Why not? The inevitable need not be intolerable. We partnered with Mandate Advertising International to come up with innovative and collaborative solutions to rethink the convention death notices and in memoriams. 10 families participated, of which two were published weekly in the national English and Chinese newspapers for five weeks in early 2013.
The purpose was to destigmatise death, alter mind-sets and encourage greater creativity when remembering a loved one or someone special who has passed on; to celebrate life rather than mourn the loss of it.
Obitcheery consisted of various showcases, information, and activities with which the public engaged and interacted with the purpose to inspire more joyful and original remembrances.
WHAT WERE THE HIGHLIGHTS?
Students from the Nanyang Academy of Fine Arts were engaged to come up with their own unique In Memoriam for a loved one who has passed on, or someone dear to them who had a positive impact on their lives. Over 50 submissions were received.
The public used the web app to create their personalised tin boxes memories to pay tribute to a loved one who has passed on. They shared stories about their loved ones for nomination and selected entries were published as an In Memoriam in the local papers.
HOW WAS IT RECEIVED?

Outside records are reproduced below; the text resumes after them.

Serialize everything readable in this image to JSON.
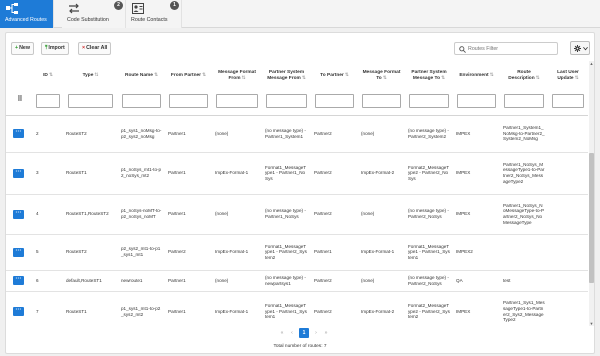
{
  "tabs": [
    {
      "label": "Advanced Routes",
      "icon": "routes-icon",
      "badge": ""
    },
    {
      "label": "Code Substitution",
      "icon": "swap-arrows-icon",
      "badge": "2"
    },
    {
      "label": "Route Contacts",
      "icon": "contact-card-icon",
      "badge": "1"
    }
  ],
  "toolbar": {
    "new_label": "New",
    "import_label": "Import",
    "clear_all_label": "Clear All",
    "search_placeholder": "Routes Filter"
  },
  "columns": [
    {
      "label": "",
      "sortable": false
    },
    {
      "label": "ID",
      "sortable": true
    },
    {
      "label": "Type",
      "sortable": true
    },
    {
      "label": "Route Name",
      "sortable": true
    },
    {
      "label": "From Partner",
      "sortable": true
    },
    {
      "label": "Message Format From",
      "sortable": true
    },
    {
      "label": "Partner System Message From",
      "sortable": true
    },
    {
      "label": "To Partner",
      "sortable": true
    },
    {
      "label": "Message Format To",
      "sortable": true
    },
    {
      "label": "Partner System Message To",
      "sortable": true
    },
    {
      "label": "Environment",
      "sortable": true
    },
    {
      "label": "Route Description",
      "sortable": true
    },
    {
      "label": "Last User Update",
      "sortable": true
    }
  ],
  "rows": [
    {
      "id": "2",
      "type": "RouteST2",
      "route_name": "p1_sys1_noMsg-to-p2_sys2_noMsg",
      "from_partner": "Partner1",
      "fmt_from": "(none)",
      "psm_from": "(no message type) - Partner1_System1",
      "to_partner": "Partner2",
      "fmt_to": "(none)",
      "psm_to": "(no message type) - Partner2_System2",
      "environment": "IMPEX",
      "description": "Partner1_System1_NoMsg-to-Partner2_System2_NoMsg",
      "last_user": ""
    },
    {
      "id": "3",
      "type": "RouteST1",
      "route_name": "p1_noSys_mt1-to-p2_noSys_mt2",
      "from_partner": "Partner1",
      "fmt_from": "ImpEx-Format-1",
      "psm_from": "Format1_MessageType1 - Partner1_NoSys",
      "to_partner": "Partner2",
      "fmt_to": "ImpEx-Format-2",
      "psm_to": "Format2_MessageType2 - Partner2_NoSys",
      "environment": "IMPEX",
      "description": "Partner1_NoSys_MessageType1-to-Partner2_NoSys_MessageType2",
      "last_user": ""
    },
    {
      "id": "4",
      "type": "RouteST1,RouteST2",
      "route_name": "p1_noSys-noMT-to-p2_noSys_noMT",
      "from_partner": "Partner1",
      "fmt_from": "(none)",
      "psm_from": "(no message type) - Partner1_NoSys",
      "to_partner": "Partner2",
      "fmt_to": "(none)",
      "psm_to": "(no message type) - Partner2_NoSys",
      "environment": "IMPEX",
      "description": "Partner1_NoSys_NoMessageType-to-Partner2_NoSys_NoMessageType",
      "last_user": ""
    },
    {
      "id": "5",
      "type": "RouteST2",
      "route_name": "p2_sys2_mt1-to-p1_sys1_mt1",
      "from_partner": "Partner2",
      "fmt_from": "ImpEx-Format-1",
      "psm_from": "Format1_MessageType1 - Partner2_System2",
      "to_partner": "Partner1",
      "fmt_to": "ImpEx-Format-1",
      "psm_to": "Format1_MessageType1 - Partner1_System1",
      "environment": "IMPEX2",
      "description": "",
      "last_user": ""
    },
    {
      "id": "6",
      "type": "default,RouteST1",
      "route_name": "newroute1",
      "from_partner": "Partner1",
      "fmt_from": "(none)",
      "psm_from": "(no message type) - newpartsys1",
      "to_partner": "Partner2",
      "fmt_to": "(none)",
      "psm_to": "(no message type) - Partner2_NoSys",
      "environment": "QA",
      "description": "test",
      "last_user": ""
    },
    {
      "id": "7",
      "type": "RouteST1",
      "route_name": "p1_sys1_mt1-to-p2_sys2_mt2",
      "from_partner": "Partner1",
      "fmt_from": "ImpEx-Format-1",
      "psm_from": "Format1_MessageType1 - Partner1_System1",
      "to_partner": "Partner2",
      "fmt_to": "ImpEx-Format-2",
      "psm_to": "Format2_MessageType2 - Partner2_System2",
      "environment": "IMPEX",
      "description": "Partner1_Sys1_MessageType1-to-Partner2_Sys2_MessageType2",
      "last_user": ""
    }
  ],
  "pager": {
    "first": "«",
    "prev": "‹",
    "current": "1",
    "next": "›",
    "last": "»"
  },
  "total_text": "Total number of routes: 7",
  "colors": {
    "accent": "#1e7bd7"
  }
}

Since the publication, it has drawn interest from a funeral director who was inspired by the concept to include it as part of suite of services, and newspapers also have dedicated staff to help members of the public who need assistance to design a personalised obituary/in memorium. The English and Chinese Obitcheery won the top two prizes in the SPH iink Awards 2013 (Print Classified/Recruitment/Notices).